(Items from an interface collection)
^^^^

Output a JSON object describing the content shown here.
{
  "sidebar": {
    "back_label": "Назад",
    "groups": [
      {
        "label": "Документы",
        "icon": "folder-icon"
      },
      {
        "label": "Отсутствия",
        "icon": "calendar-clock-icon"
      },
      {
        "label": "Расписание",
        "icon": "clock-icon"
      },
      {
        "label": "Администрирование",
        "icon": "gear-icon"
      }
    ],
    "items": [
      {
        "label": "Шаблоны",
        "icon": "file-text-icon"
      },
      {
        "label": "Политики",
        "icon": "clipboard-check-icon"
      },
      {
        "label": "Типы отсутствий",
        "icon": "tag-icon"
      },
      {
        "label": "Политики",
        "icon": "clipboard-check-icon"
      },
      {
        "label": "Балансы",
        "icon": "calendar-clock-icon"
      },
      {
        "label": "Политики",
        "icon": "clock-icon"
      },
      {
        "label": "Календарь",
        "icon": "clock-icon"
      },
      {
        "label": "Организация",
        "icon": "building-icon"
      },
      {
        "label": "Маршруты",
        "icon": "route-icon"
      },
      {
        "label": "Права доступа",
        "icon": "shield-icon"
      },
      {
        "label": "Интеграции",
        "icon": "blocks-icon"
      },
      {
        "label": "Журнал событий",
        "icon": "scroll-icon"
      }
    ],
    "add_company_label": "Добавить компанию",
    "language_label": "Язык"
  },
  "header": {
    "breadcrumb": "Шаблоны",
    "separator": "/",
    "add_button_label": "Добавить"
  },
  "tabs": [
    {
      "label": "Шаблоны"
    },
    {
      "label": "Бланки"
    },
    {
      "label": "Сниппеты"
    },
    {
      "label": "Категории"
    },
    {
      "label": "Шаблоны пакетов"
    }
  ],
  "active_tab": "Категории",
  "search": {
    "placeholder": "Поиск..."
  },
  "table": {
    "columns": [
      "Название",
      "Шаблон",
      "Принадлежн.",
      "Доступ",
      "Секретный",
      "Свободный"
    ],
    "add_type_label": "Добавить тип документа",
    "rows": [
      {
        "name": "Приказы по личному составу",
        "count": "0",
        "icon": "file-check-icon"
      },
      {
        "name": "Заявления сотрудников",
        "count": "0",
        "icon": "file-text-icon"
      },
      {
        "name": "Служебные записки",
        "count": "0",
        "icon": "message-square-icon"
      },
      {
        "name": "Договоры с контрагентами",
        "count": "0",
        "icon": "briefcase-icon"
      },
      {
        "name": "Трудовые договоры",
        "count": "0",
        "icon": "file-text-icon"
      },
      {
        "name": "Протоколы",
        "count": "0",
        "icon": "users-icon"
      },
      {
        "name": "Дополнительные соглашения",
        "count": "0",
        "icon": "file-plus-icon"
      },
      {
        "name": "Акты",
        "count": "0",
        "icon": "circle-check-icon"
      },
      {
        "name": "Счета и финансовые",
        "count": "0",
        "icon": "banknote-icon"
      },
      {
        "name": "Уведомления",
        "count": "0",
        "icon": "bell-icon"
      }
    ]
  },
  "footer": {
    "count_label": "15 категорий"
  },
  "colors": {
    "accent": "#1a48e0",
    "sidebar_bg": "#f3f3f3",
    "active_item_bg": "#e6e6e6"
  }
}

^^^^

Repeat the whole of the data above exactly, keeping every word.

[Task solution]:
Output a JSON object describing the content shown here.
{
  "sidebar": {
    "back_label": "Назад",
    "groups": [
      {
        "label": "Документы",
        "icon": "folder-icon"
      },
      {
        "label": "Отсутствия",
        "icon": "calendar-clock-icon"
      },
      {
        "label": "Расписание",
        "icon": "clock-icon"
      },
      {
        "label": "Администрирование",
        "icon": "gear-icon"
      }
    ],
    "items": [
      {
        "label": "Шаблоны",
        "icon": "file-text-icon"
      },
      {
        "label": "Политики",
        "icon": "clipboard-check-icon"
      },
      {
        "label": "Типы отсутствий",
        "icon": "tag-icon"
      },
      {
        "label": "Политики",
        "icon": "clipboard-check-icon"
      },
      {
        "label": "Балансы",
        "icon": "calendar-clock-icon"
      },
      {
        "label": "Политики",
        "icon": "clock-icon"
      },
      {
        "label": "Календарь",
        "icon": "clock-icon"
      },
      {
        "label": "Организация",
        "icon": "building-icon"
      },
      {
        "label": "Маршруты",
        "icon": "route-icon"
      },
      {
        "label": "Права доступа",
        "icon": "shield-icon"
      },
      {
        "label": "Интеграции",
        "icon": "blocks-icon"
      },
      {
        "label": "Журнал событий",
        "icon": "scroll-icon"
      }
    ],
    "add_company_label": "Добавить компанию",
    "language_label": "Язык"
  },
  "header": {
    "breadcrumb": "Шаблоны",
    "separator": "/",
    "add_button_label": "Добавить"
  },
  "tabs": [
    {
      "label": "Шаблоны"
    },
    {
      "label": "Бланки"
    },
    {
      "label": "Сниппеты"
    },
    {
      "label": "Категории"
    },
    {
      "label": "Шаблоны пакетов"
    }
  ],
  "active_tab": "Категории",
  "search": {
    "placeholder": "Поиск..."
  },
  "table": {
    "columns": [
      "Название",
      "Шаблон",
      "Принадлежн.",
      "Доступ",
      "Секретный",
      "Свободный"
    ],
    "add_type_label": "Добавить тип документа",
    "rows": [
      {
        "name": "Приказы по личному составу",
        "count": "0",
        "icon": "file-check-icon"
      },
      {
        "name": "Заявления сотрудников",
        "count": "0",
        "icon": "file-text-icon"
      },
      {
        "name": "Служебные записки",
        "count": "0",
        "icon": "message-square-icon"
      },
      {
        "name": "Договоры с контрагентами",
        "count": "0",
        "icon": "briefcase-icon"
      },
      {
        "name": "Трудовые договоры",
        "count": "0",
        "icon": "file-text-icon"
      },
      {
        "name": "Протоколы",
        "count": "0",
        "icon": "users-icon"
      },
      {
        "name": "Дополнительные соглашения",
        "count": "0",
        "icon": "file-plus-icon"
      },
      {
        "name": "Акты",
        "count": "0",
        "icon": "circle-check-icon"
      },
      {
        "name": "Счета и финансовые",
        "count": "0",
        "icon": "banknote-icon"
      },
      {
        "name": "Уведомления",
        "count": "0",
        "icon": "bell-icon"
      }
    ]
  },
  "footer": {
    "count_label": "15 категорий"
  },
  "colors": {
    "accent": "#1a48e0",
    "sidebar_bg": "#f3f3f3",
    "active_item_bg": "#e6e6e6"
  }
}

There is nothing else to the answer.